We speak with acclaimed novelist Russell Banks, a two-time Pulitzer Prize finalist known for drawing on his working-class background to write about criminals, outcasts and revolutionaries. "I know that as a kid in a broken home that was marred by alcoholism and violence and so forth, storytelling was a way, just within the circle of the family, for me and my brothers and so on, and for myself, to save ourselves. We could make sense of an otherwise incoherent life for children." Banks has written a dozen novels and several short story collections. In "Cloudsplitter," he focused on the revolutionary abolitionist John Brown; in "Affliction," a paranoid alcoholic; and in "Rule of the Bone," a 14-year-old drug dealer.

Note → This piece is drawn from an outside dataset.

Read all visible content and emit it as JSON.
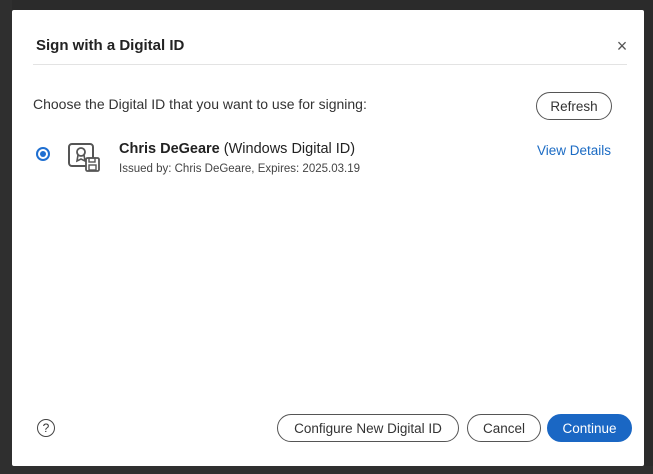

Bank’s latest book, "Lost Memory of Skin," explores the plight of sex offenders trying to live among society as outcasts.
William Cohan of The New York Times critizes Eric Holder's and the DOJ's "protect the banks" mentality.
Giroux says that the United States' embrace of a surveillance state and culture of violence have replaced the values of freedom, liberty and justice, putting American democracy in jeopardy.